Respect and Legacy: CyArk and the Topaz Museum

by Katia Chaterji
November 22, 2013
Weathering the dust and extreme aridity of Delta, Utah, many at Topaz War Relocation Center sought refuge in the distant Topaz Mountain, a feature that soon became an emblem of the vast isolation experienced by Japanese Americans detained during World War II. In the midst of an extreme violation of civil rights, wherein over 110,000 Japanese Americans living on the West Coast were forcibly removed to relocation centers across the US, Topaz stands unique in its contribution to the arts. Housing more professional artists than any other confinement site, including UC Berkeley professor Chiura Obata (see right), Topaz artists captured the sentiment of resilience behind barbed wire, sharing their work and talents through the Topaz Art School.

Last Saturday, Topaz “alums” and community members had the opportunity to view the artwork produced during WWII confinement, perhaps for the first time, at “Respect and Legacy,” a fundraiser held at the Buchanan Street YMCA in support of the Topaz Museum. The Topaz Museum Board is a nonprofit based in Delta, Utah, with the mission of utilizing education to raise awareness and respect memory to ensure that the stories of Topaz, and of Japanese exclusion, are not soon forgotten. Since 2011, CyArk has had the privilege to work closely with the Topaz Museum Board, made possible through a grant from the Japanese American Confinement Sites Program run by the National Park Service. In addition to Topaz War Relocation Center, CyArk is also digitally documenting and reconstructing the confinement sites of Manzanar and Tule Lake as part of our WWII Japanese American Confinement Sites theme.

In support of the Topaz Museum, CyArk will provide a virtual 3D reconstruction of what Topaz looked like during its occupation in the early 1940s, a tool that can be juxtaposed with a virtual tour of what the desolate site looks like today. CyArk has also developed three iPad applications to be installed at kiosk stations throughout the museum, allowing visitors to explore all artwork produced during confinement, as well as search a roster of names and residence locations for all 11,000 Japanese Americans held at the site. I had the personal pleasure of representing CyArk at “Respect and Legacy,” and received wonderful feedback on our iPad apps and overall excitement regarding our soon-to-be-released website.

To preview the results of our digital reconstruction process, watch a video of the reconstruction of Merritt Park, an internee-created park within the Manzanar War Relocation Center, one of the three sites included in our Japanese American Confinement Sites theme.

In addition to CyArk, West Office Exhibition Design was present to showcase the thoughtful organization of the Topaz Museum’s exhibits and galleries.
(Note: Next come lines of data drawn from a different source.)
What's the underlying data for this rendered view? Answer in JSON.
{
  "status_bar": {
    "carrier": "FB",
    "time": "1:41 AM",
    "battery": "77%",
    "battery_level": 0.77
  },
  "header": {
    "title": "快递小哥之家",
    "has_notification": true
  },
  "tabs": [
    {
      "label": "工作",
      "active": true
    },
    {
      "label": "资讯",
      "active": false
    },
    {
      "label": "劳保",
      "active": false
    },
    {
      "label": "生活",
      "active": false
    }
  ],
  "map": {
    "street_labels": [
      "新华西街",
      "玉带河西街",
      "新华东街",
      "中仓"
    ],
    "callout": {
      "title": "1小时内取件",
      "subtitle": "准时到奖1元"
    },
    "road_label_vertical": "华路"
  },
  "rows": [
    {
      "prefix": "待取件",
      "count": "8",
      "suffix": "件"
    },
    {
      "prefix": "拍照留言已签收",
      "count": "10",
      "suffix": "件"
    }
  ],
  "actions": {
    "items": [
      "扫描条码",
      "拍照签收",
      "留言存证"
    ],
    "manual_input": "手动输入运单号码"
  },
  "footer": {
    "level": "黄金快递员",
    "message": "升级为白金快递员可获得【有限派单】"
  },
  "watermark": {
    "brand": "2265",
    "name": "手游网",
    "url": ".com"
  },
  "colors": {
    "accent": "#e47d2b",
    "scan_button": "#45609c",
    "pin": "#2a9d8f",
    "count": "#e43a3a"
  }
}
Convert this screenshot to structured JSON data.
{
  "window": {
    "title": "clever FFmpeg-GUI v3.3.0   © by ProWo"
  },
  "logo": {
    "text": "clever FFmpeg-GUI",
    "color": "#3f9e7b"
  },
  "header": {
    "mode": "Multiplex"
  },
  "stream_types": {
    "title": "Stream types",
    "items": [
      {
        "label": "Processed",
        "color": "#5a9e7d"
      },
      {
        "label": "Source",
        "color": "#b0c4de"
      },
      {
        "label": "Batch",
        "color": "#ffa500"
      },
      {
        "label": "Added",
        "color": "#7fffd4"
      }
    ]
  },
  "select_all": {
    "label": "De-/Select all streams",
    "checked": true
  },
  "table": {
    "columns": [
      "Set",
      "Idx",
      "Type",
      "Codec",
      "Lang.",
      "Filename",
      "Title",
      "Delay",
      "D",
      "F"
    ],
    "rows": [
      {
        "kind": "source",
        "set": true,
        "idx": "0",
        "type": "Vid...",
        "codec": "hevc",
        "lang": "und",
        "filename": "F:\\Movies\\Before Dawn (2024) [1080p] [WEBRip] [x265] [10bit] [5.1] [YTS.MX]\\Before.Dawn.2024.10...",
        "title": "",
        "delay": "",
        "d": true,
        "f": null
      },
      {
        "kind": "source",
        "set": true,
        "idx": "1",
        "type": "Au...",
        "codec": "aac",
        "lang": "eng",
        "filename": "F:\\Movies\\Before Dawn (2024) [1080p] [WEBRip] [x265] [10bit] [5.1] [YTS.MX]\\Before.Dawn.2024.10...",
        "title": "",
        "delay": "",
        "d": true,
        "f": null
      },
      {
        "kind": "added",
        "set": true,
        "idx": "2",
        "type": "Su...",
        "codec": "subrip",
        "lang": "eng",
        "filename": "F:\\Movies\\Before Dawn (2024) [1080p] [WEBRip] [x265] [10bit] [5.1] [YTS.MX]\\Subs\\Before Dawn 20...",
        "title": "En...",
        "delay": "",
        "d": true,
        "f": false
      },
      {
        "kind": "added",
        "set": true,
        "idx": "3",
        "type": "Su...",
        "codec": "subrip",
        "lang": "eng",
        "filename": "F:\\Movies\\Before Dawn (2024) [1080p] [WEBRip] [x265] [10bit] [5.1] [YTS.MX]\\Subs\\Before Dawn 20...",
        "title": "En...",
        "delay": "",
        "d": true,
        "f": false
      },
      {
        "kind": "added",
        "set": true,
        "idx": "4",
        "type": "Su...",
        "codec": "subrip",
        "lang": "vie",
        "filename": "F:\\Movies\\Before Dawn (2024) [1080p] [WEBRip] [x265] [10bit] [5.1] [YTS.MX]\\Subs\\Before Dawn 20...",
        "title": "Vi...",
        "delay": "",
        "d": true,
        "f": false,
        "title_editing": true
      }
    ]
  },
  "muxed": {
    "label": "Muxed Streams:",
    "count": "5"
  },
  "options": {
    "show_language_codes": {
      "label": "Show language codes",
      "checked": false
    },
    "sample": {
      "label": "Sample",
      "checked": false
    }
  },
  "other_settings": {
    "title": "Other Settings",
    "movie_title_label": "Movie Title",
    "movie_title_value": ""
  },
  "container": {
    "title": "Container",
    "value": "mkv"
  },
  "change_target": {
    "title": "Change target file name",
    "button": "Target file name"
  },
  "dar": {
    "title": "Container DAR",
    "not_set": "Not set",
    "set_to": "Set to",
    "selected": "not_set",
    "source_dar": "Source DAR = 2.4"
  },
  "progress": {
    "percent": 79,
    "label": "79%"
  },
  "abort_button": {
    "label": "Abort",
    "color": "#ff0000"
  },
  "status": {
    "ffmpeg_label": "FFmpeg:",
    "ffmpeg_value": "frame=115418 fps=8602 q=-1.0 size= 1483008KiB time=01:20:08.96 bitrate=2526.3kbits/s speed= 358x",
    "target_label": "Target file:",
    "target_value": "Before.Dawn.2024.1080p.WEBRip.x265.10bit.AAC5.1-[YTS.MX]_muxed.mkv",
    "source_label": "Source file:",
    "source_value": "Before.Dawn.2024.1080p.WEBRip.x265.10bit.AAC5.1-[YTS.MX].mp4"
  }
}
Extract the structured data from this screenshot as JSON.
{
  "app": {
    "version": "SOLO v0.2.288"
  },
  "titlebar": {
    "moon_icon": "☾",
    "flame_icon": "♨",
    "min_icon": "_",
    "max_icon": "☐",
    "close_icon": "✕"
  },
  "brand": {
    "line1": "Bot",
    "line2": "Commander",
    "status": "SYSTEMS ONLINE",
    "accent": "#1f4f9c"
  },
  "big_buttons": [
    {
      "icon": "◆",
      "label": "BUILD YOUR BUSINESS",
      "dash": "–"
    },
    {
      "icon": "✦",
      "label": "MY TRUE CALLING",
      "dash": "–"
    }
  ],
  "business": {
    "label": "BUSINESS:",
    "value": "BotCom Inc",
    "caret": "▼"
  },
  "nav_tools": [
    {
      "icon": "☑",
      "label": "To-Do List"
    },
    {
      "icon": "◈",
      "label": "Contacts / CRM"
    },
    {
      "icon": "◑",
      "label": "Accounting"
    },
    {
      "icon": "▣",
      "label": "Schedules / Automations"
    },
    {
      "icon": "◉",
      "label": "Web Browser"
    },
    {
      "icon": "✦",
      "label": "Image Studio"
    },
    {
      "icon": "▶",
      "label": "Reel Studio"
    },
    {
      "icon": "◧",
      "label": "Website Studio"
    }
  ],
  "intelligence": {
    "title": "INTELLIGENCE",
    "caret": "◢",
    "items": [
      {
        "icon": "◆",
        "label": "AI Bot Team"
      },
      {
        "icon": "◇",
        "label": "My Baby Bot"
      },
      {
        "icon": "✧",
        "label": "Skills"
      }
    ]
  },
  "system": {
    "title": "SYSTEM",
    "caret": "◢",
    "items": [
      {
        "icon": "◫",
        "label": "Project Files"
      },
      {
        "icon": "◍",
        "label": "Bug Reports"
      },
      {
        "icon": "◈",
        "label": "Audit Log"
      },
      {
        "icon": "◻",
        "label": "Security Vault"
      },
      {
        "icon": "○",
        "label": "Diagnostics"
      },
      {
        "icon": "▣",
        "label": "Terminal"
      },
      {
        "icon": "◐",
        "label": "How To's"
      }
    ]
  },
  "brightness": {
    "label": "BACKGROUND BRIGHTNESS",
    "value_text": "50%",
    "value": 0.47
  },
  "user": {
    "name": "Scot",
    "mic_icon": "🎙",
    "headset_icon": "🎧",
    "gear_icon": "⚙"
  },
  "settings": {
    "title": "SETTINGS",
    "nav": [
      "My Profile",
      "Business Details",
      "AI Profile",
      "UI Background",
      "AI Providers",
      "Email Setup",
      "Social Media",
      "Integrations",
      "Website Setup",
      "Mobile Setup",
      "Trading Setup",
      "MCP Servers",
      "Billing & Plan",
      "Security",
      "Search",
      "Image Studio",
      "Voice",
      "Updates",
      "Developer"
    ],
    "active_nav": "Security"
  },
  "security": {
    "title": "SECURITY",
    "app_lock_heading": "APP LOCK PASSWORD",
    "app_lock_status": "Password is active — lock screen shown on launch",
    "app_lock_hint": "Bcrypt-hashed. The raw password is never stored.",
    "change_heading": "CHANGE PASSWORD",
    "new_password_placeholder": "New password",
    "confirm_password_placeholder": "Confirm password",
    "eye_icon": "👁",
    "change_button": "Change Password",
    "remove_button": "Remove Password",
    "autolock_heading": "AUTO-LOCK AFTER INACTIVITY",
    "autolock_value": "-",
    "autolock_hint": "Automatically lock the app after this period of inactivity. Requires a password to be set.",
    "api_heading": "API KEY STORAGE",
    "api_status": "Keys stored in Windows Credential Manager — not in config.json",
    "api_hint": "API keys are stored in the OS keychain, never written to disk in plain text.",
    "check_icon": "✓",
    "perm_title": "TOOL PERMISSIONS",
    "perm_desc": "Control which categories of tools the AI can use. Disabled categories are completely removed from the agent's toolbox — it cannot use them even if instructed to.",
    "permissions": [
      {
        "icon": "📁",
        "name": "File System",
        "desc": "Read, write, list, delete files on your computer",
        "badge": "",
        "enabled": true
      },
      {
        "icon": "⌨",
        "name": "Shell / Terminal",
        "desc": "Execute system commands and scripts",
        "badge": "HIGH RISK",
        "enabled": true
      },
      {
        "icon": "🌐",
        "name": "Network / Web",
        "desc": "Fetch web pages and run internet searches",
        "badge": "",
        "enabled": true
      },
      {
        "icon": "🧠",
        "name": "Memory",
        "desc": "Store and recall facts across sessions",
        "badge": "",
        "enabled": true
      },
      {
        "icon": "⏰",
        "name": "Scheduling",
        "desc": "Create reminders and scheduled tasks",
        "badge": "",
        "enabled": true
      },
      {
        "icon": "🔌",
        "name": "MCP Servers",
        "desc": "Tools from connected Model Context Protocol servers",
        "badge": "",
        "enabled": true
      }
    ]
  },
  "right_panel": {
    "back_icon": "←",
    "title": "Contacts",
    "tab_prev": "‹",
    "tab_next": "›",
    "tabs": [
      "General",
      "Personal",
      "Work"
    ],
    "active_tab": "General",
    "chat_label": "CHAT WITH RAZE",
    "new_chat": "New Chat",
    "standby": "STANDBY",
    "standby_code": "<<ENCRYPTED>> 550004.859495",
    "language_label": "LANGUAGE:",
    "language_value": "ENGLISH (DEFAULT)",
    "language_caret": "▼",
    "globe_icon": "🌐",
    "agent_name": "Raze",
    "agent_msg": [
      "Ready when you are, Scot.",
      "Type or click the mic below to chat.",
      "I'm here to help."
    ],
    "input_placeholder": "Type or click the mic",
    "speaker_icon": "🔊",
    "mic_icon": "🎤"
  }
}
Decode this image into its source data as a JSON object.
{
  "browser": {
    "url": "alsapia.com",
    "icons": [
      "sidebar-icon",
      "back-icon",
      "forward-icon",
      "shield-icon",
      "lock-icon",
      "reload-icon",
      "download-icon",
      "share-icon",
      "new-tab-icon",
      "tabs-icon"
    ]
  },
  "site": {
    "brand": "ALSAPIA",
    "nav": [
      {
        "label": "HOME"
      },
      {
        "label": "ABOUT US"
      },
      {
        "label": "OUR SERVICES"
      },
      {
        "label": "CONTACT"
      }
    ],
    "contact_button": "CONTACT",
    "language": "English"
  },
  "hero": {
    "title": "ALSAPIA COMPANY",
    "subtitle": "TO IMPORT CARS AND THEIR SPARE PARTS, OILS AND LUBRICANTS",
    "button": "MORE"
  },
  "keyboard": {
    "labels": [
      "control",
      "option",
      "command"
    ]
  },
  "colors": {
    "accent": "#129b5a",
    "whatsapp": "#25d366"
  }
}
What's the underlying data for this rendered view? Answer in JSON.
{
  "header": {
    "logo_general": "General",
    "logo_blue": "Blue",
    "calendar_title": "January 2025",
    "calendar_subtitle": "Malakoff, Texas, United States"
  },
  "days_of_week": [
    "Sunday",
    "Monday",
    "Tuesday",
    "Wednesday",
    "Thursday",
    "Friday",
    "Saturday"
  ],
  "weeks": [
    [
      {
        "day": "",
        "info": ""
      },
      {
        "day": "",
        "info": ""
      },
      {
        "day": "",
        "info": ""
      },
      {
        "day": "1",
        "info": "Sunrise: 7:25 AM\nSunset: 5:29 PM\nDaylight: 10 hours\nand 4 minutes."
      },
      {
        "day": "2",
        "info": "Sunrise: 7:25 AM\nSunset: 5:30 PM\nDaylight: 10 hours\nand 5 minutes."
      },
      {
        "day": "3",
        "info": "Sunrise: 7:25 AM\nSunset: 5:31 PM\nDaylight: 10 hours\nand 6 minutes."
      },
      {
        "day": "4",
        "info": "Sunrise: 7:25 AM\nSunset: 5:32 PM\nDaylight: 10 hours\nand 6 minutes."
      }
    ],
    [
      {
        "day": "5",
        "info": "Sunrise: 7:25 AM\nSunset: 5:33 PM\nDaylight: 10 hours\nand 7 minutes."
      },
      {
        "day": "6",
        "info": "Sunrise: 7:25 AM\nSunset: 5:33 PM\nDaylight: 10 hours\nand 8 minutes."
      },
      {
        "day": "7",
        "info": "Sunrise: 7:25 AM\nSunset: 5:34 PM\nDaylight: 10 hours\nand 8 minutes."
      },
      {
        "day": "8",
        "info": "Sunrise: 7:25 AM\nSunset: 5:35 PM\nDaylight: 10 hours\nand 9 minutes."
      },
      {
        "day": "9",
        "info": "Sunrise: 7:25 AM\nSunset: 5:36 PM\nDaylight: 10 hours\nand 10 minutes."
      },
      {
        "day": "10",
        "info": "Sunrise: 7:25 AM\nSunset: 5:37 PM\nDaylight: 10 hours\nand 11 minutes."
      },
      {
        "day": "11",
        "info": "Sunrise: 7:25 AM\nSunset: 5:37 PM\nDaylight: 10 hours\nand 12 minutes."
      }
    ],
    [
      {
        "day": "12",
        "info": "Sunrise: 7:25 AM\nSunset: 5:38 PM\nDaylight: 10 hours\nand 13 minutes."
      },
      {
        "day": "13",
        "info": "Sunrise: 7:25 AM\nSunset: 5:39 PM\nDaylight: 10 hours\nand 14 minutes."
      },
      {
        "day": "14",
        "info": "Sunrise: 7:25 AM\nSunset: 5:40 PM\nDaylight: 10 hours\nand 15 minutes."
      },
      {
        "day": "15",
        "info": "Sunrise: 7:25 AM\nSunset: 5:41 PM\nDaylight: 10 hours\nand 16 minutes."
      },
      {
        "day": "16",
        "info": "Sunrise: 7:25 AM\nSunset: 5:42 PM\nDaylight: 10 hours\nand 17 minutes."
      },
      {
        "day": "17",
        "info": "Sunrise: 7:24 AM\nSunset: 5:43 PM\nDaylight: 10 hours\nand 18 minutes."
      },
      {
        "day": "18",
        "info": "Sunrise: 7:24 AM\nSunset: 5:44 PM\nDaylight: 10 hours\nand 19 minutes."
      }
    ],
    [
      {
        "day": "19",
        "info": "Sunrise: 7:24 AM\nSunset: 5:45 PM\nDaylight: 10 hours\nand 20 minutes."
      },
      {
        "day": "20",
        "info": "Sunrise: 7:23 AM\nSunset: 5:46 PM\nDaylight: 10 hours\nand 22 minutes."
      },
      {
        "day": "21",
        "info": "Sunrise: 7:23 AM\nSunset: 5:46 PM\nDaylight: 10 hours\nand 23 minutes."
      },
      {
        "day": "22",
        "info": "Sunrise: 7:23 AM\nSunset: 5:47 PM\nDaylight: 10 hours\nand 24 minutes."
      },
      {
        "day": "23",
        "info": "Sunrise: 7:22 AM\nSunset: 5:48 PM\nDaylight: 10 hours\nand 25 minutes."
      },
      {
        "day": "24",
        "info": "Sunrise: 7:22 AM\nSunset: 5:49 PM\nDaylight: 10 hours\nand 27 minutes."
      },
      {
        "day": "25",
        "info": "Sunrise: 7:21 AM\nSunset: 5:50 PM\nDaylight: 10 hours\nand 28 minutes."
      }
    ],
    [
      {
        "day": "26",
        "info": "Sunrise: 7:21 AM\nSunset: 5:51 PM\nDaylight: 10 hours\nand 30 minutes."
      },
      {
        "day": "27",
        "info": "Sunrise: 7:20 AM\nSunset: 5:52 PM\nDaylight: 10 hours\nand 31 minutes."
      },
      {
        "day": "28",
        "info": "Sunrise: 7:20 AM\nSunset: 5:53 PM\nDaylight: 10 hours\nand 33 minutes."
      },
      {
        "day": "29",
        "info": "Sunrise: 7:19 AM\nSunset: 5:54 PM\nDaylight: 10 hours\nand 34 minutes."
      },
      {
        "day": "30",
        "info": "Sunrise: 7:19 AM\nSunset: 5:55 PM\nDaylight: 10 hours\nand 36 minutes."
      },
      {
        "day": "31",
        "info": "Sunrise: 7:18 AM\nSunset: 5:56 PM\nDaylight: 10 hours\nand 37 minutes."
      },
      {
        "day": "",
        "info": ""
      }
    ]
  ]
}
Prominent speakers and supporting participants led discussions inspired by their family’s experiences, including: Kimi Kodani Hill, author of “Topaz Moon” and granddaughter of Chiura Obata; Satsuki Ina, on her family’s documentary “From a Silk Cocoon”; Karen Tei Yamashita, UC Santa Cruz professor and author of “I Hotel”; and Delphine Hirasuna, exhibit designer and author of “The Art of Gaman.” The MC for the event was NBC Traffic Anchor Mike Inouye, who stressed the importance of community in the national remembrance of the Japanese American experience.

CyArk is excited to use new and innovative technologies to tell the story of Japanese American confinement in a way never before possible, and looks forward to the opening of the Topaz Museum in 2014!
"The Distant Camp," Chiura Obata (1942)
CyArk's display table at "Respect and Legacy"
Display of artifacts belonging to Topaz internees